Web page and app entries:
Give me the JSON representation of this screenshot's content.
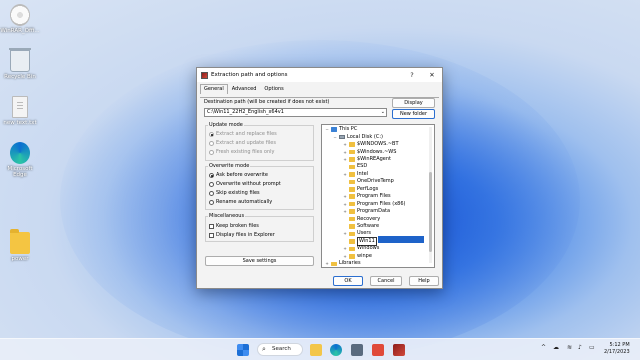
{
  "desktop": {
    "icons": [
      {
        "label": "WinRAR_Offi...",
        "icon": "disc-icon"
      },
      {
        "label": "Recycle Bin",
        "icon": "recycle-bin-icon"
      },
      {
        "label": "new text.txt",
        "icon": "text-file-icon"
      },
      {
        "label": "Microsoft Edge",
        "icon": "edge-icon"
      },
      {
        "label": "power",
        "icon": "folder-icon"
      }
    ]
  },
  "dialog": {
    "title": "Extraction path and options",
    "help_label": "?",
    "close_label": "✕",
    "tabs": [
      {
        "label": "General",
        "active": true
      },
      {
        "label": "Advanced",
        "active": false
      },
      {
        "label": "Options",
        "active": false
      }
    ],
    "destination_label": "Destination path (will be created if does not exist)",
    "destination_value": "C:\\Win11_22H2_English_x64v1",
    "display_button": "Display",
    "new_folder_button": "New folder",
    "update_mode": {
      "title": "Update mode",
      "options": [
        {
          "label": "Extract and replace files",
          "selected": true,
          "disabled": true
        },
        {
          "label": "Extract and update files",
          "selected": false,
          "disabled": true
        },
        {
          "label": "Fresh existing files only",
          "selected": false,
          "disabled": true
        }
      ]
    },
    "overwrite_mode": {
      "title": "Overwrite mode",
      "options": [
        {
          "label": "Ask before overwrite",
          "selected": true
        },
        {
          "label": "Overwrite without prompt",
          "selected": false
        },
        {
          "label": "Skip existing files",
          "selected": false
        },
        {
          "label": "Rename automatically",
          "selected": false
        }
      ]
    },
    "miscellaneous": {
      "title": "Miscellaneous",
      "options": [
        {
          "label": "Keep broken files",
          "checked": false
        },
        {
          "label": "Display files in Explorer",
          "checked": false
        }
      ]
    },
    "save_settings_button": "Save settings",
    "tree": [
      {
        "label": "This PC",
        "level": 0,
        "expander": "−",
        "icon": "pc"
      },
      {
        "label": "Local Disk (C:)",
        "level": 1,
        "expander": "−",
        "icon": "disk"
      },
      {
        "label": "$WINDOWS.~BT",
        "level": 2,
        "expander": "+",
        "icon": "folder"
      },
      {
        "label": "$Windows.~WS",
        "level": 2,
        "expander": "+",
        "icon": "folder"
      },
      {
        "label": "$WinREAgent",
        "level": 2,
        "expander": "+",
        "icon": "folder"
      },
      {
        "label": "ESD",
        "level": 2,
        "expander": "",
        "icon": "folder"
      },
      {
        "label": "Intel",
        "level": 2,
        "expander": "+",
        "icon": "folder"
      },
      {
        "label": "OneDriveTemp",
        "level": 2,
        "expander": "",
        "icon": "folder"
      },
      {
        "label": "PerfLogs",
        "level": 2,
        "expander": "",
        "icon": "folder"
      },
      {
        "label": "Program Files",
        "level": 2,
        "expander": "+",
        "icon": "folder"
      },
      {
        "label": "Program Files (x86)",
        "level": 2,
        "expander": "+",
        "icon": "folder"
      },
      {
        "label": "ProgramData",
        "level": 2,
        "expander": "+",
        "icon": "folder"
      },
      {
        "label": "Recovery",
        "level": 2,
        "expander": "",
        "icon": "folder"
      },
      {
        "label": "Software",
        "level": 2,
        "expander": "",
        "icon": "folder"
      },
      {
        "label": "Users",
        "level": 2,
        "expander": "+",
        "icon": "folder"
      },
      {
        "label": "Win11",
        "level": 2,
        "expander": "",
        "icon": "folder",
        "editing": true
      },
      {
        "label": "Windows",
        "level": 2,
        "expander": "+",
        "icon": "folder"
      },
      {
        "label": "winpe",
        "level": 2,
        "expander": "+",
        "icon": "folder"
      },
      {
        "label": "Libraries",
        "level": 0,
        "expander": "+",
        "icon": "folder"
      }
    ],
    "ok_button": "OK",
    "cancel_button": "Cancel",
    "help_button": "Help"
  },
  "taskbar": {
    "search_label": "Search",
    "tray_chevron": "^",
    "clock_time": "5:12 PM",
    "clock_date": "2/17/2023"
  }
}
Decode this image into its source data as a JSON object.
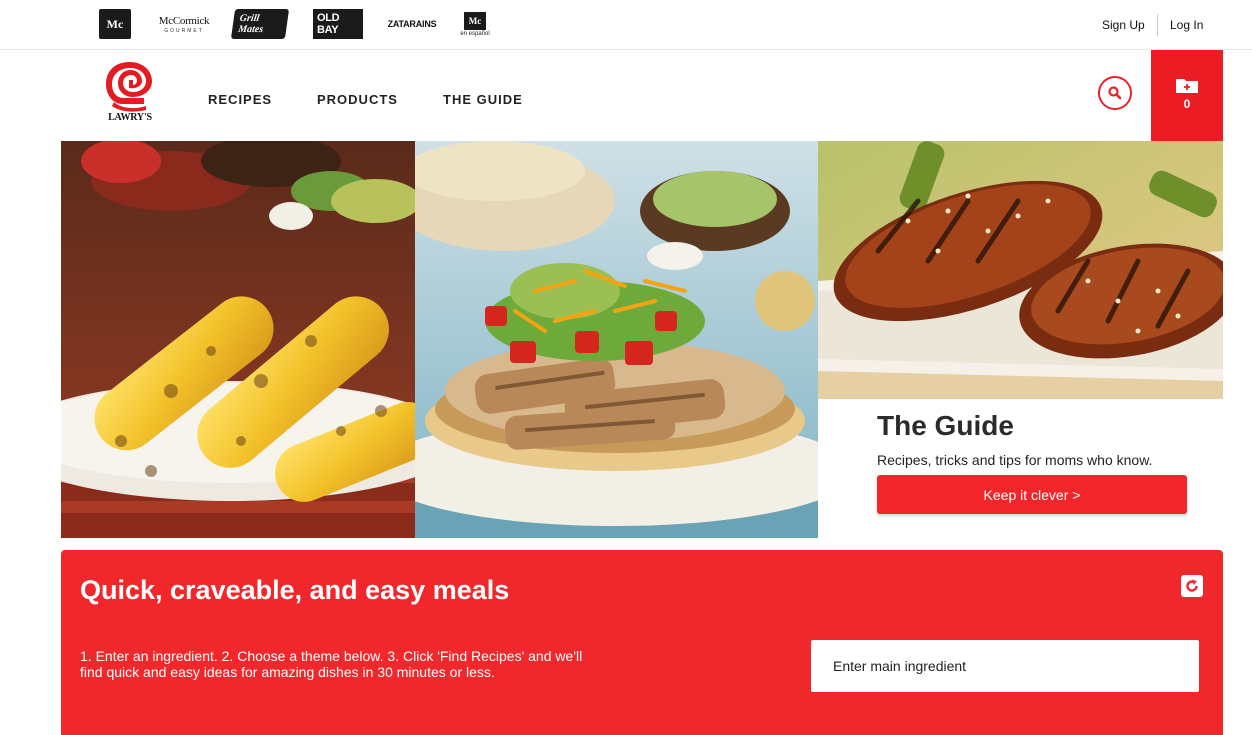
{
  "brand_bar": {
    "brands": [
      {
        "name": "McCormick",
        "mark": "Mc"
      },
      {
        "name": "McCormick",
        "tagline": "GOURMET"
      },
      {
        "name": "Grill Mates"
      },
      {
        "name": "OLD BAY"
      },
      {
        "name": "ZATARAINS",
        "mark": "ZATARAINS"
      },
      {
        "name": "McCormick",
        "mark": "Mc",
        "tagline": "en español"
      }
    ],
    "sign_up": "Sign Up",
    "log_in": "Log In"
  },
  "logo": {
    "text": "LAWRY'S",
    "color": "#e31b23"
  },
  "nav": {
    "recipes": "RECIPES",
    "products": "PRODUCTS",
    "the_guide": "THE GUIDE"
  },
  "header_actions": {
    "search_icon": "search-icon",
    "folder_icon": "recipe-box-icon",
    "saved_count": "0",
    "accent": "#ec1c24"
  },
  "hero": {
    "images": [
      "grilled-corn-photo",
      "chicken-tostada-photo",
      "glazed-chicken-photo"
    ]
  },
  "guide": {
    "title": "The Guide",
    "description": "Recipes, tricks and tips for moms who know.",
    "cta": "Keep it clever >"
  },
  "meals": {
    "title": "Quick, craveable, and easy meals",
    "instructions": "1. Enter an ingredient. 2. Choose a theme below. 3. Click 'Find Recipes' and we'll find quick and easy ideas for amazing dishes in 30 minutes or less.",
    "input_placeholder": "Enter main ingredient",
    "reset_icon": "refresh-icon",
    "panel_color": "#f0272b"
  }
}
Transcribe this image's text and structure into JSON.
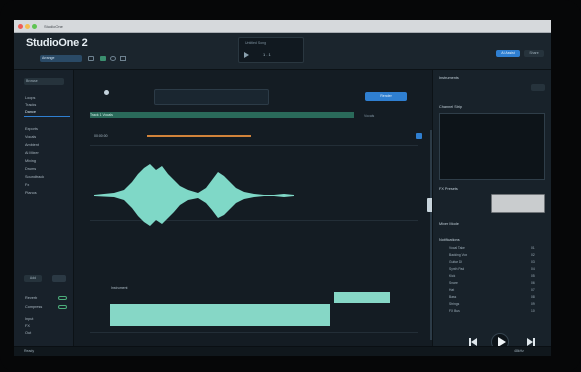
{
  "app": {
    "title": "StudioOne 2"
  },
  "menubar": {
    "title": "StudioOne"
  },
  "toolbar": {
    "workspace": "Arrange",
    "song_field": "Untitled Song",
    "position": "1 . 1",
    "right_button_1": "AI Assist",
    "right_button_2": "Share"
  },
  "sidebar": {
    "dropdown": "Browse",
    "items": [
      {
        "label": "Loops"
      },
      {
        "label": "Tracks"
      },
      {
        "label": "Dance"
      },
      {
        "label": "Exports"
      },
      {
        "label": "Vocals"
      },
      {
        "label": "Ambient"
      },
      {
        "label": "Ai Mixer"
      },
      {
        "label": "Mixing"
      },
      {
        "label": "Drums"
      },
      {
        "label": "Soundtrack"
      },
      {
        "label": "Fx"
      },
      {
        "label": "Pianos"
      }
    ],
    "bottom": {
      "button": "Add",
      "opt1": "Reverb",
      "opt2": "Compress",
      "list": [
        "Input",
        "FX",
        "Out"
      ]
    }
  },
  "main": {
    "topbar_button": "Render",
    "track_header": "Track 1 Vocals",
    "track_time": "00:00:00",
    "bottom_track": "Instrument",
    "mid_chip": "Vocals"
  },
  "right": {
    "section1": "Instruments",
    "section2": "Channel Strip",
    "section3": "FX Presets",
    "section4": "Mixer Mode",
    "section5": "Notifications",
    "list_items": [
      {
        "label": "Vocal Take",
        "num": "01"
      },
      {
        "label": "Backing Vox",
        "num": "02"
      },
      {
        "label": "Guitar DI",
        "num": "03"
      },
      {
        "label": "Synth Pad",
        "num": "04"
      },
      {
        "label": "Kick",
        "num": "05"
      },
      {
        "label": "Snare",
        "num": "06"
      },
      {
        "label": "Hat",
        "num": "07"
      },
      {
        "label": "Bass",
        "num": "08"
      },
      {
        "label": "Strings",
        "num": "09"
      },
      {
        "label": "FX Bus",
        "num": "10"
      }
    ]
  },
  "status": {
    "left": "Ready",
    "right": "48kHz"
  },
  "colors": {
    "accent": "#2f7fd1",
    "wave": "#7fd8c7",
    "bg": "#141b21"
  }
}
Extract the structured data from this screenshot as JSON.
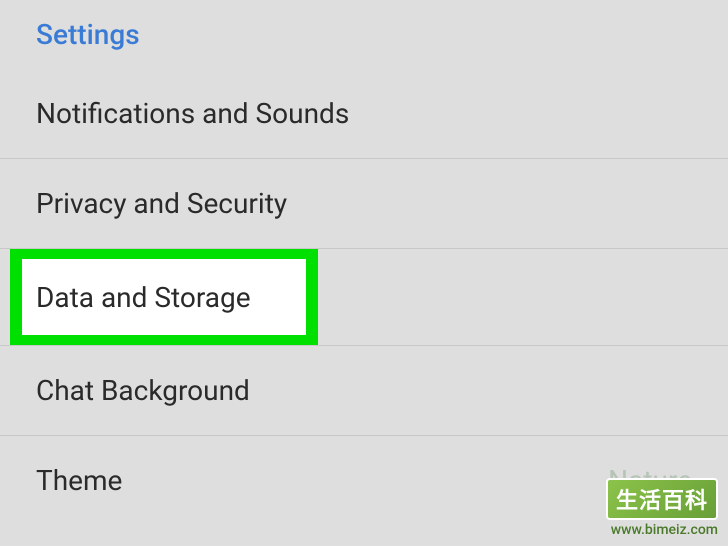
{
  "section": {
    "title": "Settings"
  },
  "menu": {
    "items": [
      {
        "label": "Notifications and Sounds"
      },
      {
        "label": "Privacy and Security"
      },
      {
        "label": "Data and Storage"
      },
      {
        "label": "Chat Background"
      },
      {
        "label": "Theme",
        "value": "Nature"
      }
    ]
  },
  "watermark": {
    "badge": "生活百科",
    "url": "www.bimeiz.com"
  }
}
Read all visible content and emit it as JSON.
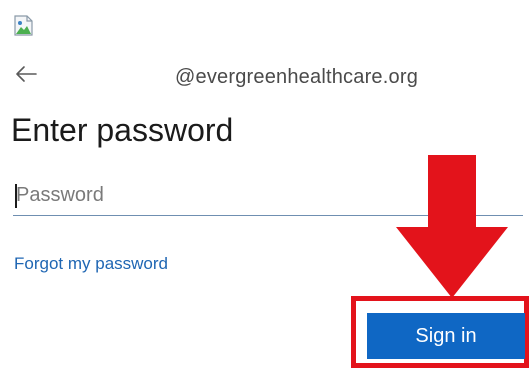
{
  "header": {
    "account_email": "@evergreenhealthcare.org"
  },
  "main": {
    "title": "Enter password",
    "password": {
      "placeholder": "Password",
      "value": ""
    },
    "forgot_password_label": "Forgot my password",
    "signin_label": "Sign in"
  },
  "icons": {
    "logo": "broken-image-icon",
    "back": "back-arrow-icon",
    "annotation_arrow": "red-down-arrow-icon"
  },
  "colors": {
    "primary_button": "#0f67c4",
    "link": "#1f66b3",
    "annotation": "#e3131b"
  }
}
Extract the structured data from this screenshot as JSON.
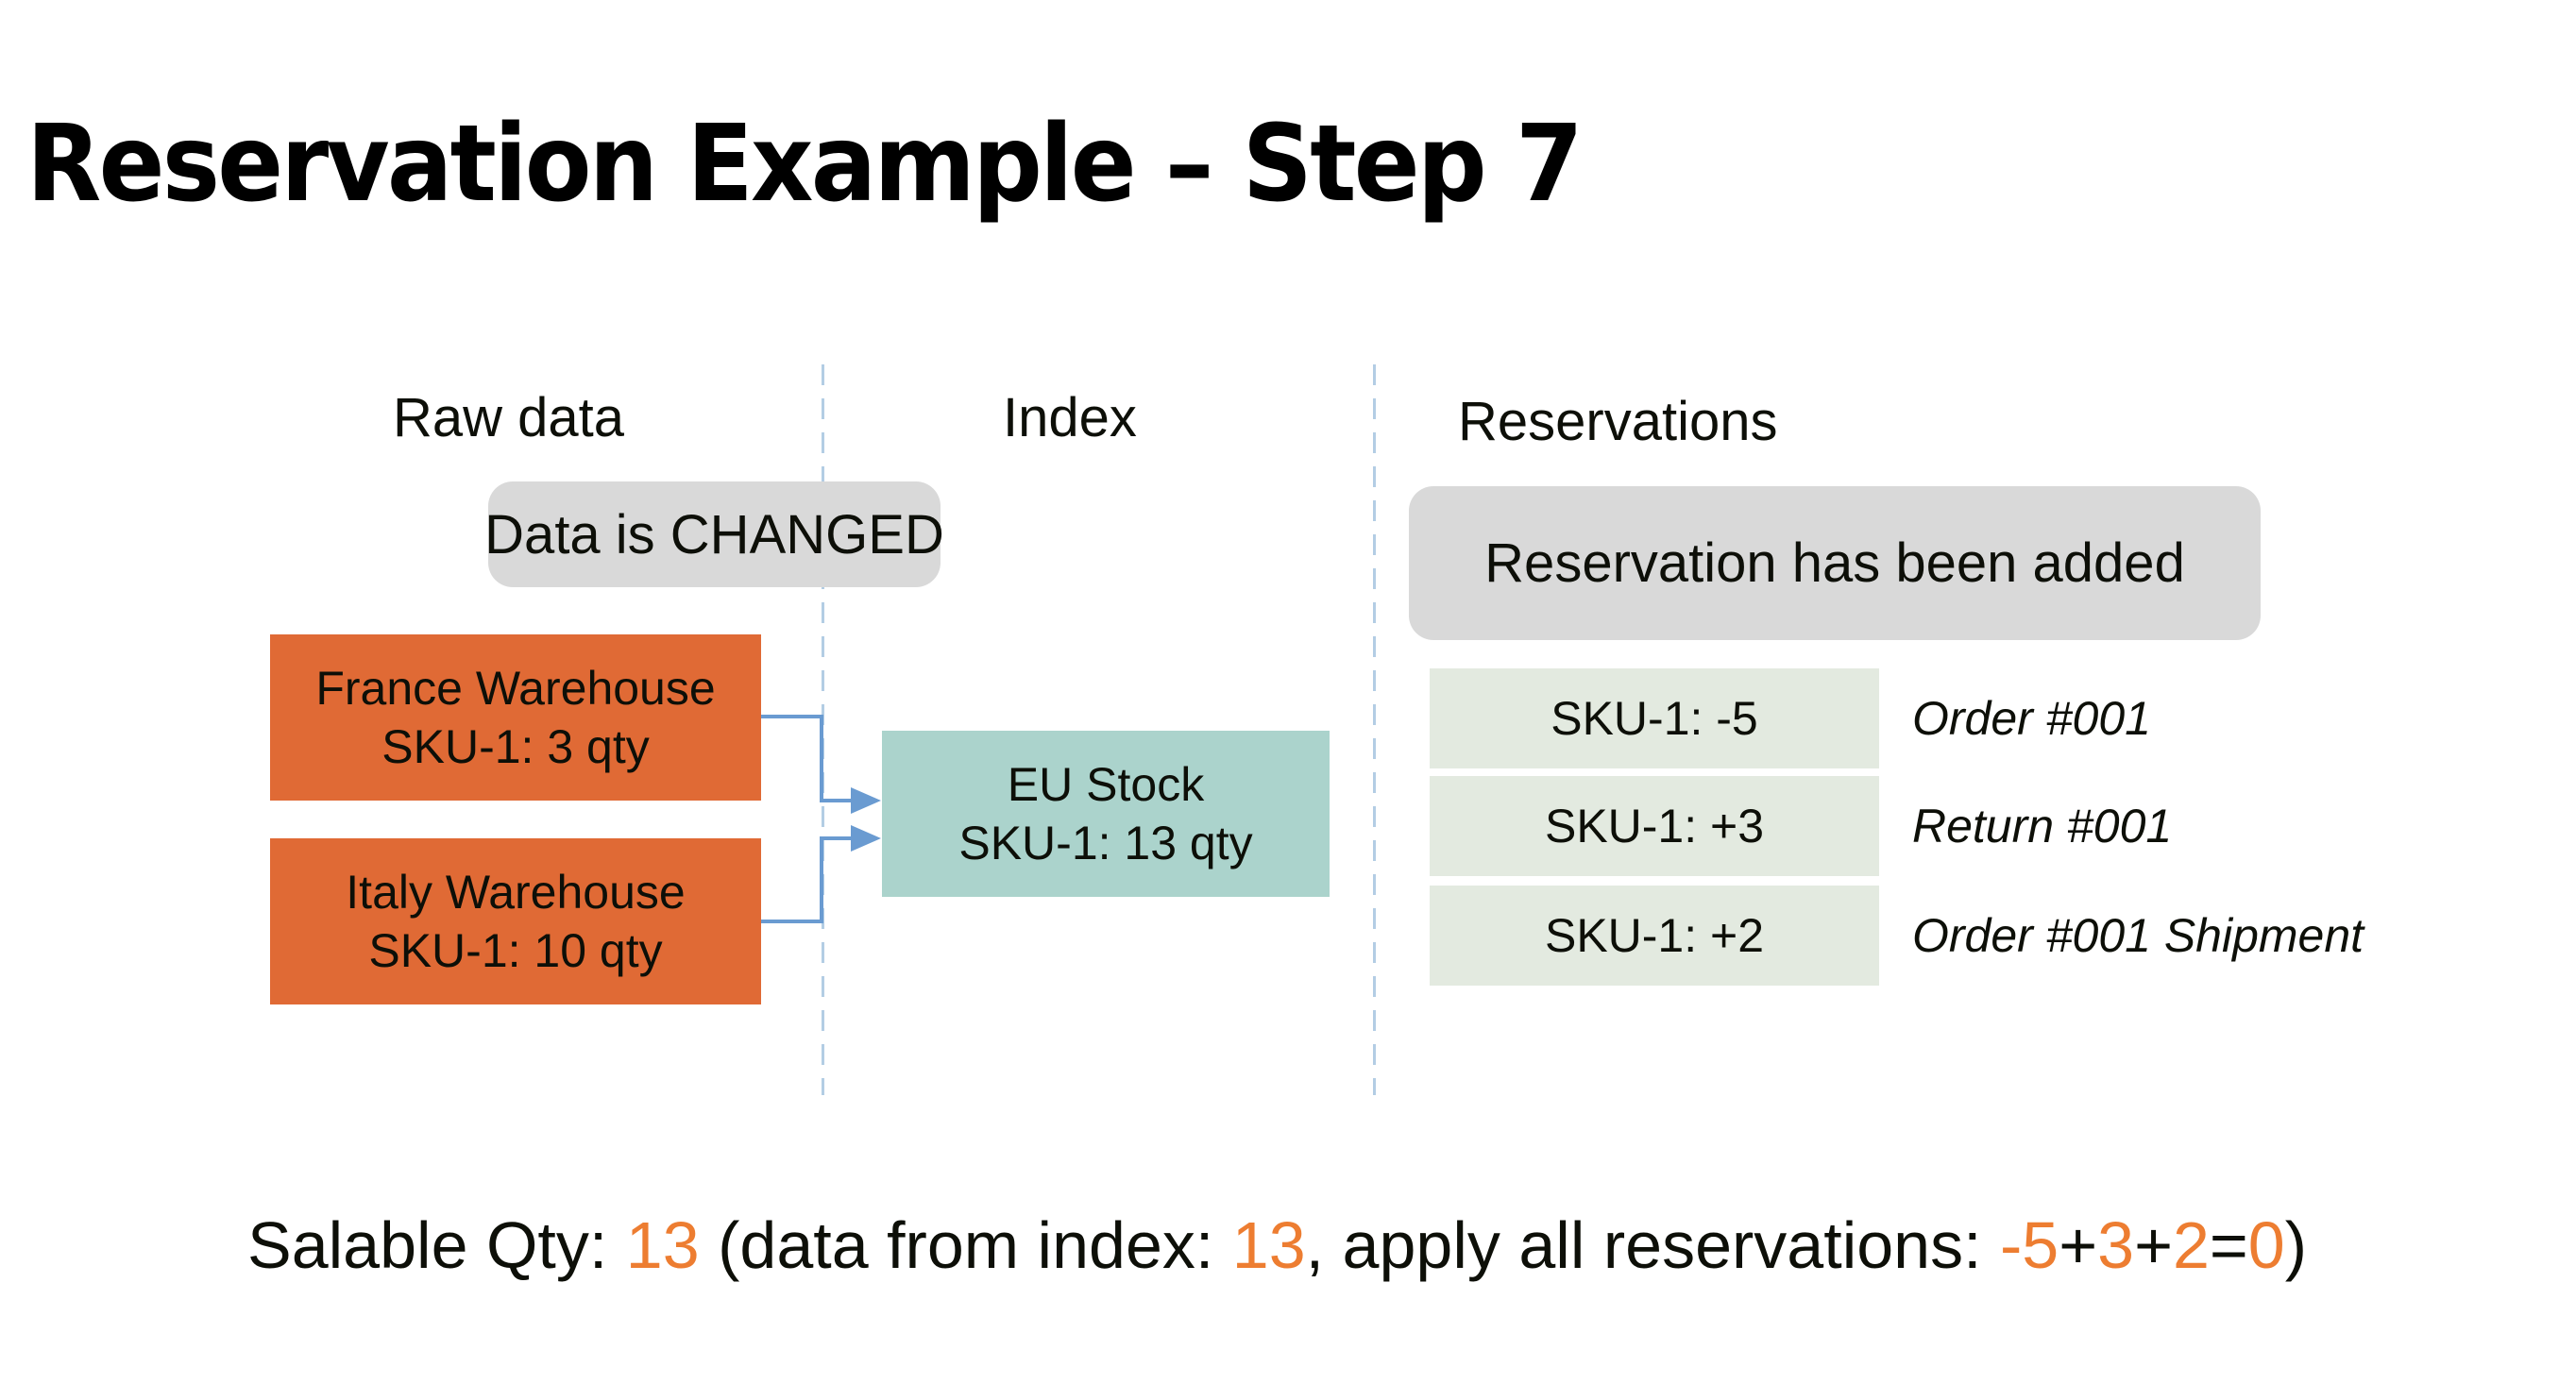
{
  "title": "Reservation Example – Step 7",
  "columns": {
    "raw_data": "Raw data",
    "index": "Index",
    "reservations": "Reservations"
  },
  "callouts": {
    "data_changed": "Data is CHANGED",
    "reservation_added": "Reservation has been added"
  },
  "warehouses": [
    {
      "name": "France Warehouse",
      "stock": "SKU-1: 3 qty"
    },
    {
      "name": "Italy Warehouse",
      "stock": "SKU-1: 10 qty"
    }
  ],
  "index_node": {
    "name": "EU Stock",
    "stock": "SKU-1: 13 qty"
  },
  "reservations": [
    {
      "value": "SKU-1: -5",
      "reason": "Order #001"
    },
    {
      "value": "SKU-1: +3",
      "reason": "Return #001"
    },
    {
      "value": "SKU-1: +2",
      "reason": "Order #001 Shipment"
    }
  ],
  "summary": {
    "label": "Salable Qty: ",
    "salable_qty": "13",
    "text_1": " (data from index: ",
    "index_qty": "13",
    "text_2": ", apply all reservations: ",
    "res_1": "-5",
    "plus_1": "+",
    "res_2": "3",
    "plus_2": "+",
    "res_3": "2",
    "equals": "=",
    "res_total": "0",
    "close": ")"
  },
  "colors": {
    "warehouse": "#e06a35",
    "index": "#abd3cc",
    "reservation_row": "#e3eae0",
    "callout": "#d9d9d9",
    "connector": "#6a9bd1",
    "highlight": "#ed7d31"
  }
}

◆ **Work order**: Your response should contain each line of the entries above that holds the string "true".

◆ **Exercise answer**:
        "active": true
          "selected": true,
          "disabled": true
          "disabled": true
          "disabled": true
          "selected": true
        "editing": true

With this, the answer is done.